By now, five years into the Twitter‘s short life, there are likely thousands of hashtags that have been logged on the popular microblogging service. Hashtags (a tag embedded in a tweet posted prefixed with a hash sign), is the most popular way to index content on Twitter. For an event, it is the preferred way of aggregating content and followers from an event under one “directory” for everyone to follow. Until Twitter invents another system of indexing and organizing tweets, Hashtags is it.
The other day I was reviewing one of the events posted on Our Calendar, The World Library Congress 77th IFLA General Conference & Assembly taking place in Puerto Rico, August 13-18th. The event’s website was standard, business-as-usual until I came across this bit of text on the registration page:
Since the Landscape Architects’ IFLA insists on using ifla2010, ifla2011, etcetera in their (hash)tags, we are changing ours to:
- #wlic2011 for Tweets, and
- wlic2011 in other social media.
Tweets and Posts
Please use the hashtag #wlic2011 in your Tweets.
For blog posts, Flickr photos, slideshare presentations, etcetera, please use the similar wlic2011.”
Ouch. It appears we have a “Hashtag knife-fight” that has made its way from the “tweet streets” all the way back to the event website.
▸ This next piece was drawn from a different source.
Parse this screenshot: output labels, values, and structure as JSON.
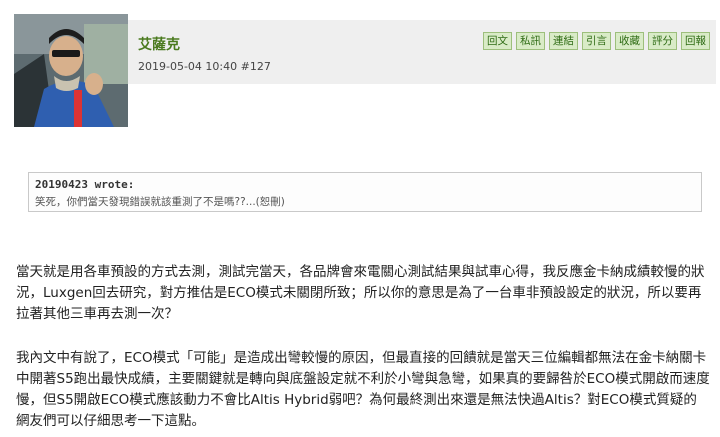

The event organizers of this World Library Congress event are clearly frustrated by the fact that The International Federation of Landscape Architects (IFLA) Conference has not only co-opted their hashtag #ifla2011, but that they refuse to stop using the hashtag despite World Library Congress’ efforts to claim the hashtag for their own event. As a matter of fact, the event organizers go out of their way to let us know that Landscape Architects “insists” on using the hashtag. There were likely words, exchange of emails… we’ll never know.
How could this hashtag conflict have been avoided?
Someone dropped the social media branding ball. Event organizers often create hashtags with little thought as to whether another event is using the same (or very similar) hashtag. Neither website does an effective enough job at incorporating their hashtag ID into the text and title of the site. When I arrive at an event’s site, I should not have to search for the hashtag (especially since it’s the all-important link to real-time conversation about the event).
It’s easy to see how hashtag conflicts can happen. Because there’s no official Twitter service governing the distribution of hashtags, claiming one for your event is as easy as simply saying, “Mine!” (like The Oklahoma Land Rush of 1889). Here are a few tips to avoid this same hashtag horror story from happening to your event:
- The early bird gets the
wormhashtag. Claim your hashtag as early as possible when planning your event. Immediately after establishing the complete, formal name of the event, begin the process of establishing the event’s hashtag.
- Research, research, research. Though they are by no means official, third-party services such as Tag Def and Hashtags.org are free search directories for Twitter hashtags. Because you can’t be sure how up-to-date these services are with indexing hashtags, always rely on Twitter Search to see if the hashtag you’d like to use is already in use (or has been recently used). Keep in mind that Twitter dumps all hashtag content after several days (so if an event used the same hashtag as your event a month ago, you won’t see any tweets from the event and the hashtag will appear to be available). For extra measure, always use Google Search as well (which has the full Twitter fire-hose and keeps tweets available for viewing longer than Twitter).
- Choose a hashtag name that is as close of an acronym to your event name as possible and add the year of the event at the end of it. This is where World Library Congress could’ve done better. They chose “IFLA2011″ (which is the exact acronym for another event and doesn’t reflect reflect theirs — the emphasis in the name of their event is on the even brand “World Library Congress”, not IFLA). The hashtag they settled on, #wlic2011, is far more appropriate. Also, remember not to be too vague. There are some hashtags that will forever be co-opted by events. Tech conferences have tech hashtags on lockdown. If your event is named “Tech Conference New York 2011″, don’t even think for a second that #techny2011 is available!
- Once you’ve chosen a hashtag, incorporate the hashtag into the title of the event. We can’t stress this enough with event organizers. By including the hashtag with the title of the event on all logo placement and branding, you effectively claim the hashtag, allow Google and the other search engines to index that hashtag with your event forevermore and you make it easy for people to find your event’s content in all social media.
- Create a Google Alert for your hashtag so that you can be notified immediately if another event begins to use your hashtag.
- Send a social media email blast to your attendees informing them of the event’s official hashtag and ask them to give the event a shoutout on Twitter using the hashtag so that the hashtag can actually be used (very important). Additionally, create content and link it to the hashtag.
Ultimately, to the victor (or better brander) goes the hashtag. Brand early, brand creatively, brand consistently (using the same hashtag across all social media platforms), and most of all get your event’s community to help you to populate your hashtag with great content (send tweets to exhibitors, attendees and guest speakers, tweet polls and presentations, etc., with the new hashtag).
Hashtag conflicts can and should be avoided. Can’t we all just get along?
- Smart Businesses Watch Conference Hashtags (tourism-tech.com)
- The art of the pithy hashtag (bbc.co.uk)